*What to do:*
Output the listing below verbatim, from its first line to its last.

________

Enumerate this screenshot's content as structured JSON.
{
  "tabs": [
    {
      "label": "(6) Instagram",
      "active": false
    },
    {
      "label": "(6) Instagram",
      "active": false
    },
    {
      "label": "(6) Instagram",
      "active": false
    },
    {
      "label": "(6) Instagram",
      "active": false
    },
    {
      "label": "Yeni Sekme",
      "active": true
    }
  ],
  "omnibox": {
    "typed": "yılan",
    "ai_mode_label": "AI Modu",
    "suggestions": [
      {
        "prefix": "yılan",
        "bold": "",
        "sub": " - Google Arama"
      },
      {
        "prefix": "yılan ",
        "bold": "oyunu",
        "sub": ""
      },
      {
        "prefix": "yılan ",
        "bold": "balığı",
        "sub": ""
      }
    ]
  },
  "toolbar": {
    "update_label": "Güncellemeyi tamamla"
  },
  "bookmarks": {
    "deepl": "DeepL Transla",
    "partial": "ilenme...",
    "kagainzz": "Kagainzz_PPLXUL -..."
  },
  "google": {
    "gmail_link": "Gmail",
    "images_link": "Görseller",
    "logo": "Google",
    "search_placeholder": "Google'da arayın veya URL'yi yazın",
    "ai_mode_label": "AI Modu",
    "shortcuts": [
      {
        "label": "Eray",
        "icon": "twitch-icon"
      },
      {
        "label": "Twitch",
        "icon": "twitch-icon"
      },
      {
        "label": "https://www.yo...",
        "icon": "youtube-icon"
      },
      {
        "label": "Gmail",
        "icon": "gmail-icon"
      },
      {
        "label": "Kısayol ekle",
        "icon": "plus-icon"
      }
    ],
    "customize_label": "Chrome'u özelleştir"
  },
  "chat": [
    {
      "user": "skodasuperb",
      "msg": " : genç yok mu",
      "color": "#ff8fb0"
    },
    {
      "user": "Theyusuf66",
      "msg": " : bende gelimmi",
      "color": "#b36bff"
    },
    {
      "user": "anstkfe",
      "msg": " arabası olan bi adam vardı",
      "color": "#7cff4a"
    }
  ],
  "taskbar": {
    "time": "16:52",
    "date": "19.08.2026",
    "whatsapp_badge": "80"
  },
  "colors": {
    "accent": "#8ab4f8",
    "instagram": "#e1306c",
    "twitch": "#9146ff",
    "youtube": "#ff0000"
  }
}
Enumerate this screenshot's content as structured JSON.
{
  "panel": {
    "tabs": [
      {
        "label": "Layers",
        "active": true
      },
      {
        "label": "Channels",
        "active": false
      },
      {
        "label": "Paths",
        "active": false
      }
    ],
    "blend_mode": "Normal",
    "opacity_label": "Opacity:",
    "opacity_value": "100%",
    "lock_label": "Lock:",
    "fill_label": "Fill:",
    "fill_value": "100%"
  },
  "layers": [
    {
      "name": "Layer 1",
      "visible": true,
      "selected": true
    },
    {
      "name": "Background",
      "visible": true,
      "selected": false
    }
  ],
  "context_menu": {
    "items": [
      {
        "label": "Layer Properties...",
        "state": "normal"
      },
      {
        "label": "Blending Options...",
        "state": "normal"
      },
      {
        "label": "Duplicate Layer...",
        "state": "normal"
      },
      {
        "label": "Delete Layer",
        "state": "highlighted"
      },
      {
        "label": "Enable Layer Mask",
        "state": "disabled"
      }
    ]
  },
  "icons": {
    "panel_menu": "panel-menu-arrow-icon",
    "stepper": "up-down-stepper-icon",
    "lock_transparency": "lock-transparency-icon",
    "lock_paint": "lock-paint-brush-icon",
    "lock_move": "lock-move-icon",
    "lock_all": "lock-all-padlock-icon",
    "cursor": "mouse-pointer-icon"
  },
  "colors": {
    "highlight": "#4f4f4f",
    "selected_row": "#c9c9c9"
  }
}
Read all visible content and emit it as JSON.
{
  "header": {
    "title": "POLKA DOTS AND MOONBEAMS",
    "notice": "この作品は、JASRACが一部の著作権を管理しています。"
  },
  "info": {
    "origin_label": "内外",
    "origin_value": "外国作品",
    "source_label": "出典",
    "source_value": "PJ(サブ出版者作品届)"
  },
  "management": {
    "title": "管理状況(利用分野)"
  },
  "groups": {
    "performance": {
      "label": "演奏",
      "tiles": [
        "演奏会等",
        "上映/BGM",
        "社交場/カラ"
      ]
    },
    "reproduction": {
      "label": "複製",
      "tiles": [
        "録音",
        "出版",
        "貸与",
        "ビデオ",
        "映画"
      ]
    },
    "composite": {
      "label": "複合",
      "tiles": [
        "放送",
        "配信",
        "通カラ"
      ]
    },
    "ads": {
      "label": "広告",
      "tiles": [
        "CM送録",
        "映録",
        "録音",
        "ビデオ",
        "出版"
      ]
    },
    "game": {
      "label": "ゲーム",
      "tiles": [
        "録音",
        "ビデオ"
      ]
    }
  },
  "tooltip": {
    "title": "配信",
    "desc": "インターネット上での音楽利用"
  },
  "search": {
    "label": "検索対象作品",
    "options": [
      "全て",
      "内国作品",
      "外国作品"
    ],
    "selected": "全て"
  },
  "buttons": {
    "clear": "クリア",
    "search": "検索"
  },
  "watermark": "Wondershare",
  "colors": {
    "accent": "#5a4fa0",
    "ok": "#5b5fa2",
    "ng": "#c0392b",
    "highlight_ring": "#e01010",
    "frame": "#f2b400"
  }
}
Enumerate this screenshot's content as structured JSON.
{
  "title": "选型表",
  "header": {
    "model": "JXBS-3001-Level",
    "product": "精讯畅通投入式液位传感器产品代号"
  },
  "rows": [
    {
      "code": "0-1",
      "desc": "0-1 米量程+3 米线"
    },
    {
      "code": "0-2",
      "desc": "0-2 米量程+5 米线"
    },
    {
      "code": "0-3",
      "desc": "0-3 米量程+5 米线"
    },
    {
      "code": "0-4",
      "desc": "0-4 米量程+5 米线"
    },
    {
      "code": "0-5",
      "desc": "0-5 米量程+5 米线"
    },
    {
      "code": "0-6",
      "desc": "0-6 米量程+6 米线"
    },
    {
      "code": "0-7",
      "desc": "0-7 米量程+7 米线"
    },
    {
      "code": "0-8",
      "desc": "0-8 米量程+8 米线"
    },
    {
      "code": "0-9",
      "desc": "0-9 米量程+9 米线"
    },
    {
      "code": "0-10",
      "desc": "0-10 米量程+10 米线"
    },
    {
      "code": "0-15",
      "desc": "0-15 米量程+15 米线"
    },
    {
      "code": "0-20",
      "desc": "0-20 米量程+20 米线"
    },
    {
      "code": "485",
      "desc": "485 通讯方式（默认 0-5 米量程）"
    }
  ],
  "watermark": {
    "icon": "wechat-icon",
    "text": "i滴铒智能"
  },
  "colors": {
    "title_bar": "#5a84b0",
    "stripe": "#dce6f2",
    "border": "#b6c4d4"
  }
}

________

*Solution to this exercise:*
Enumerate this screenshot's content as structured JSON.
{
  "tabs": [
    {
      "label": "(6) Instagram",
      "active": false
    },
    {
      "label": "(6) Instagram",
      "active": false
    },
    {
      "label": "(6) Instagram",
      "active": false
    },
    {
      "label": "(6) Instagram",
      "active": false
    },
    {
      "label": "Yeni Sekme",
      "active": true
    }
  ],
  "omnibox": {
    "typed": "yılan",
    "ai_mode_label": "AI Modu",
    "suggestions": [
      {
        "prefix": "yılan",
        "bold": "",
        "sub": " - Google Arama"
      },
      {
        "prefix": "yılan ",
        "bold": "oyunu",
        "sub": ""
      },
      {
        "prefix": "yılan ",
        "bold": "balığı",
        "sub": ""
      }
    ]
  },
  "toolbar": {
    "update_label": "Güncellemeyi tamamla"
  },
  "bookmarks": {
    "deepl": "DeepL Transla",
    "partial": "ilenme...",
    "kagainzz": "Kagainzz_PPLXUL -..."
  },
  "google": {
    "gmail_link": "Gmail",
    "images_link": "Görseller",
    "logo": "Google",
    "search_placeholder": "Google'da arayın veya URL'yi yazın",
    "ai_mode_label": "AI Modu",
    "shortcuts": [
      {
        "label": "Eray",
        "icon": "twitch-icon"
      },
      {
        "label": "Twitch",
        "icon": "twitch-icon"
      },
      {
        "label": "https://www.yo...",
        "icon": "youtube-icon"
      },
      {
        "label": "Gmail",
        "icon": "gmail-icon"
      },
      {
        "label": "Kısayol ekle",
        "icon": "plus-icon"
      }
    ],
    "customize_label": "Chrome'u özelleştir"
  },
  "chat": [
    {
      "user": "skodasuperb",
      "msg": " : genç yok mu",
      "color": "#ff8fb0"
    },
    {
      "user": "Theyusuf66",
      "msg": " : bende gelimmi",
      "color": "#b36bff"
    },
    {
      "user": "anstkfe",
      "msg": " arabası olan bi adam vardı",
      "color": "#7cff4a"
    }
  ],
  "taskbar": {
    "time": "16:52",
    "date": "19.08.2026",
    "whatsapp_badge": "80"
  },
  "colors": {
    "accent": "#8ab4f8",
    "instagram": "#e1306c",
    "twitch": "#9146ff",
    "youtube": "#ff0000"
  }
}
Enumerate this screenshot's content as structured JSON.
{
  "panel": {
    "tabs": [
      {
        "label": "Layers",
        "active": true
      },
      {
        "label": "Channels",
        "active": false
      },
      {
        "label": "Paths",
        "active": false
      }
    ],
    "blend_mode": "Normal",
    "opacity_label": "Opacity:",
    "opacity_value": "100%",
    "lock_label": "Lock:",
    "fill_label": "Fill:",
    "fill_value": "100%"
  },
  "layers": [
    {
      "name": "Layer 1",
      "visible": true,
      "selected": true
    },
    {
      "name": "Background",
      "visible": true,
      "selected": false
    }
  ],
  "context_menu": {
    "items": [
      {
        "label": "Layer Properties...",
        "state": "normal"
      },
      {
        "label": "Blending Options...",
        "state": "normal"
      },
      {
        "label": "Duplicate Layer...",
        "state": "normal"
      },
      {
        "label": "Delete Layer",
        "state": "highlighted"
      },
      {
        "label": "Enable Layer Mask",
        "state": "disabled"
      }
    ]
  },
  "icons": {
    "panel_menu": "panel-menu-arrow-icon",
    "stepper": "up-down-stepper-icon",
    "lock_transparency": "lock-transparency-icon",
    "lock_paint": "lock-paint-brush-icon",
    "lock_move": "lock-move-icon",
    "lock_all": "lock-all-padlock-icon",
    "cursor": "mouse-pointer-icon"
  },
  "colors": {
    "highlight": "#4f4f4f",
    "selected_row": "#c9c9c9"
  }
}
Read all visible content and emit it as JSON.
{
  "header": {
    "title": "POLKA DOTS AND MOONBEAMS",
    "notice": "この作品は、JASRACが一部の著作権を管理しています。"
  },
  "info": {
    "origin_label": "内外",
    "origin_value": "外国作品",
    "source_label": "出典",
    "source_value": "PJ(サブ出版者作品届)"
  },
  "management": {
    "title": "管理状況(利用分野)"
  },
  "groups": {
    "performance": {
      "label": "演奏",
      "tiles": [
        "演奏会等",
        "上映/BGM",
        "社交場/カラ"
      ]
    },
    "reproduction": {
      "label": "複製",
      "tiles": [
        "録音",
        "出版",
        "貸与",
        "ビデオ",
        "映画"
      ]
    },
    "composite": {
      "label": "複合",
      "tiles": [
        "放送",
        "配信",
        "通カラ"
      ]
    },
    "ads": {
      "label": "広告",
      "tiles": [
        "CM送録",
        "映録",
        "録音",
        "ビデオ",
        "出版"
      ]
    },
    "game": {
      "label": "ゲーム",
      "tiles": [
        "録音",
        "ビデオ"
      ]
    }
  },
  "tooltip": {
    "title": "配信",
    "desc": "インターネット上での音楽利用"
  },
  "search": {
    "label": "検索対象作品",
    "options": [
      "全て",
      "内国作品",
      "外国作品"
    ],
    "selected": "全て"
  },
  "buttons": {
    "clear": "クリア",
    "search": "検索"
  },
  "watermark": "Wondershare",
  "colors": {
    "accent": "#5a4fa0",
    "ok": "#5b5fa2",
    "ng": "#c0392b",
    "highlight_ring": "#e01010",
    "frame": "#f2b400"
  }
}
Enumerate this screenshot's content as structured JSON.
{
  "title": "选型表",
  "header": {
    "model": "JXBS-3001-Level",
    "product": "精讯畅通投入式液位传感器产品代号"
  },
  "rows": [
    {
      "code": "0-1",
      "desc": "0-1 米量程+3 米线"
    },
    {
      "code": "0-2",
      "desc": "0-2 米量程+5 米线"
    },
    {
      "code": "0-3",
      "desc": "0-3 米量程+5 米线"
    },
    {
      "code": "0-4",
      "desc": "0-4 米量程+5 米线"
    },
    {
      "code": "0-5",
      "desc": "0-5 米量程+5 米线"
    },
    {
      "code": "0-6",
      "desc": "0-6 米量程+6 米线"
    },
    {
      "code": "0-7",
      "desc": "0-7 米量程+7 米线"
    },
    {
      "code": "0-8",
      "desc": "0-8 米量程+8 米线"
    },
    {
      "code": "0-9",
      "desc": "0-9 米量程+9 米线"
    },
    {
      "code": "0-10",
      "desc": "0-10 米量程+10 米线"
    },
    {
      "code": "0-15",
      "desc": "0-15 米量程+15 米线"
    },
    {
      "code": "0-20",
      "desc": "0-20 米量程+20 米线"
    },
    {
      "code": "485",
      "desc": "485 通讯方式（默认 0-5 米量程）"
    }
  ],
  "watermark": {
    "icon": "wechat-icon",
    "text": "i滴铒智能"
  },
  "colors": {
    "title_bar": "#5a84b0",
    "stripe": "#dce6f2",
    "border": "#b6c4d4"
  }
}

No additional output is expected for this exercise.